Posted on May 8, 2020

Inside the Campaign to Cut Immigration to the United States Amid the Coronavirus Pandemic

Priscilla Alvarez, et al, CNN, May 8, 2020

In a late-night tweet last month, President Donald Trump teased a sweeping executive order that would suspend immigration to the United States due to the coronavirus pandemic, building up anticipation among allies who for years have urged Trump to reduce levels of immigration. But the text of the proclamation, released days later, fell far short of the President’s promise.

“Imagine a car salesman selling you a Lamborghini and delivering a go-kart instead,” wrote Dan Stein, president of the Federation for American Immigration Reform, a group that backs slashing immigration.

Behind the scenes, the push to limit immigration during the coronavirus pandemic has been led by Stephen Miller, Trump’s lead immigration adviser and the architect of the President’s hardline immigration agenda, according to administration officials.

Even before the outbreak, Miller had been seeking ways to limit immigration into the United States. After the President’s April proclamation limiting green cards, Miller cast the move as a first step toward reducing the flow of immigrants coming into the United States.

Since then, aides have been developing follow-up actions that could limit the number of guest workers, which were a key exemption from the first action. Among the categories being raised are H-1B visas intended for highly-skilled workers and H-2B visas, which allow employers to bring foreign workers to the United States for temporary non-agricultural jobs, such as landscaping, hospitality and other industries.

Trump’s political advisers view the immigration steps as motivating for his base supporters at a moment when the President’s key election message — a strong economy — is badly weakened by the pandemic.

Since the release of the proclamation, there’s been various requests that have come out from the Trump administration for input for an expected follow-up order, said Roy Beck, president of NumbersUSA, a group that advocates for reduced immigration.

“We gave our rationale, went through the long list of each visa, with our various contacts in the administration,” he added.

Interest groups, lawmakers and experts have lobbied for the suspension of guest-worker visas, which allow foreign workers to legally come to the US for employment, citing the skyrocketing unemployment numbers.

“Everybody has their people within the administration that are their go-to people that will represent their voice no matter what side you’re on,” a source familiar with discussions told CNN, describing the process as between formally providing feedback and “texting between you and your best friend in the administration.”


The ongoing discussions, coupled with a series of recent immigration changes, appear to be part of a concerted effort to reshape the nation’s immigration system as the country reckons with a global pandemic and its repercussions.

In March, the Trump administration also invoked a public health law, citing the coronavirus, that largely sealed off the US-Mexico border and allowed for the swift removal of migrants apprehended at the border — a move that raised concerns among officials involved in compiling data who believed it to be driven by political motivations.

Some of the administration’s most restrictionist proposals that failed to gain enough traction before the pandemic are coming to fruition — ranging from border closures to dramatically curtailing legal immigration to the United States.
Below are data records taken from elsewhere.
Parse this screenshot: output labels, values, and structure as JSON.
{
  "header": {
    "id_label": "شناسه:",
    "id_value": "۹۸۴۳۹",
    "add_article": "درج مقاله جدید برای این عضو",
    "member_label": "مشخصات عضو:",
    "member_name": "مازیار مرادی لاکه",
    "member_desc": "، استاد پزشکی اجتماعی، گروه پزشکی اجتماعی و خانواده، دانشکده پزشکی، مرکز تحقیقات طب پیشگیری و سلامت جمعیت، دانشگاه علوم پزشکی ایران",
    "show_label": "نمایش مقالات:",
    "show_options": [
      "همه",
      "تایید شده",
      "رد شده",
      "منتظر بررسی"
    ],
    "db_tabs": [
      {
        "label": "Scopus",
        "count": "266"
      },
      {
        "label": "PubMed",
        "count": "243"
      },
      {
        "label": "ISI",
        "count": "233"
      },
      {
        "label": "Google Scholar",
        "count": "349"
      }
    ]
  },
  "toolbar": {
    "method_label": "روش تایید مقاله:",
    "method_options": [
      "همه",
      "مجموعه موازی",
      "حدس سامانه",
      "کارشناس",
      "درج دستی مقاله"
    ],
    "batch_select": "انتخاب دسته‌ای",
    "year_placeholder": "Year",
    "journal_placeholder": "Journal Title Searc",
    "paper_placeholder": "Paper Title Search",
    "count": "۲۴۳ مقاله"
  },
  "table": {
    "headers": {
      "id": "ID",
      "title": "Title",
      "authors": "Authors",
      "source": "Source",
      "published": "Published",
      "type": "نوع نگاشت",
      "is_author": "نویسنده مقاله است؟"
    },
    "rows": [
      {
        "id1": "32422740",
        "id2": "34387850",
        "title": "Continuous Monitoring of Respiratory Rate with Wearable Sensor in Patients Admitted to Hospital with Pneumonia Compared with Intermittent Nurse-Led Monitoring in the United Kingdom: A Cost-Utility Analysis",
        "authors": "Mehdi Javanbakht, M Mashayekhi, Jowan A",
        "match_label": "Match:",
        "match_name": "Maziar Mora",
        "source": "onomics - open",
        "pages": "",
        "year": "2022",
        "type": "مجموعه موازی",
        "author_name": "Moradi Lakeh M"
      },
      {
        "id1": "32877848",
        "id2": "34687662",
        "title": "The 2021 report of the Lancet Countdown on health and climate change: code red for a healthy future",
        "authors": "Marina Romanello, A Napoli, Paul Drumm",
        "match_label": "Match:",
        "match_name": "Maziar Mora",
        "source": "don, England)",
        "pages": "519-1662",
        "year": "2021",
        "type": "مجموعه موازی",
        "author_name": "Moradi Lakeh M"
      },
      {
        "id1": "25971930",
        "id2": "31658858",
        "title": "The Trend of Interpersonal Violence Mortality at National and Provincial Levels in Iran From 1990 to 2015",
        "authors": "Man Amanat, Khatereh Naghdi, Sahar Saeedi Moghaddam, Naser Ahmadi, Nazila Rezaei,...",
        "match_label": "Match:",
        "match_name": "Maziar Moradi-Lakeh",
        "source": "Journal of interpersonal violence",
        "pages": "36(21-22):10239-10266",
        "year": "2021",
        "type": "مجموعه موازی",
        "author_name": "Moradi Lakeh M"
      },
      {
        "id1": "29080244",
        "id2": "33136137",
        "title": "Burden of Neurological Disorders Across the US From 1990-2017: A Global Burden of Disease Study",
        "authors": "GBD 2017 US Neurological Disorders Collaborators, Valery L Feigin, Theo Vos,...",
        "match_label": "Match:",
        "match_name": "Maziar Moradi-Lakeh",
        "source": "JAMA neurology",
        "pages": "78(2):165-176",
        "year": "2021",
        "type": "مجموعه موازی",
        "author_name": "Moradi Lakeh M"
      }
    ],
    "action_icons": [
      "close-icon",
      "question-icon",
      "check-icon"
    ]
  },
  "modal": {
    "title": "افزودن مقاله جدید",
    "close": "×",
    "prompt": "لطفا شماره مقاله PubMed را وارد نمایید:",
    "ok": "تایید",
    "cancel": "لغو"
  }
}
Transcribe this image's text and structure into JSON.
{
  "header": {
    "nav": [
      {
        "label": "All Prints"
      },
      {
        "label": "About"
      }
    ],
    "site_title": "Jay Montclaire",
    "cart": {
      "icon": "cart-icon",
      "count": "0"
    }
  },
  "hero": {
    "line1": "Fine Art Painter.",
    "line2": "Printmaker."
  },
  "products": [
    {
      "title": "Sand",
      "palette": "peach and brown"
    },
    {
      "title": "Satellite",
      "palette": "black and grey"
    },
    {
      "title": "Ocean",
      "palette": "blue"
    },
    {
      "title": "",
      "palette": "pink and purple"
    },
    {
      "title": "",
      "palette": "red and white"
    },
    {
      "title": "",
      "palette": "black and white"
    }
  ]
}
And more changes are expected.


{snip} Miller told allies in a phone call it was important to “turn off the faucet of new immigrant labor” to protect Americans’ jobs, according to a participant.

Miller has previously tried to use diseases, like influenza and the mumps, as grounds to tighten the border, The New York Times reported and confirmed by a former administration official.

While the proclamation stands to affect thousands of people trying to come to the US from overseas, it didn’t address temporary guest workers. Agriculture industry representatives had implored the administration to carve out exemptions for temporary workers, including migrants who work on American farms.

Still, their exemption frustrated those looking for stricter measures.


On March 20, Acting Department of Homeland Security Secretary Chad Wolf announced that, at the direction of the Centers for Disease Control and Prevention, the department would suspend entry of all migrants “seeking to enter the US without proper travel documentation” — for both the northern and southern border.

In April, the US swiftly removed the overwhelming majority of migrants encountered at the US-Mexico border as a result of coronavirus restrictions, according to CBP data released Thursday.

Of the 15,862 people apprehended on the southern border in April, 14,416 were quickly expelled from the US under a public health order put in place in March, according to the data.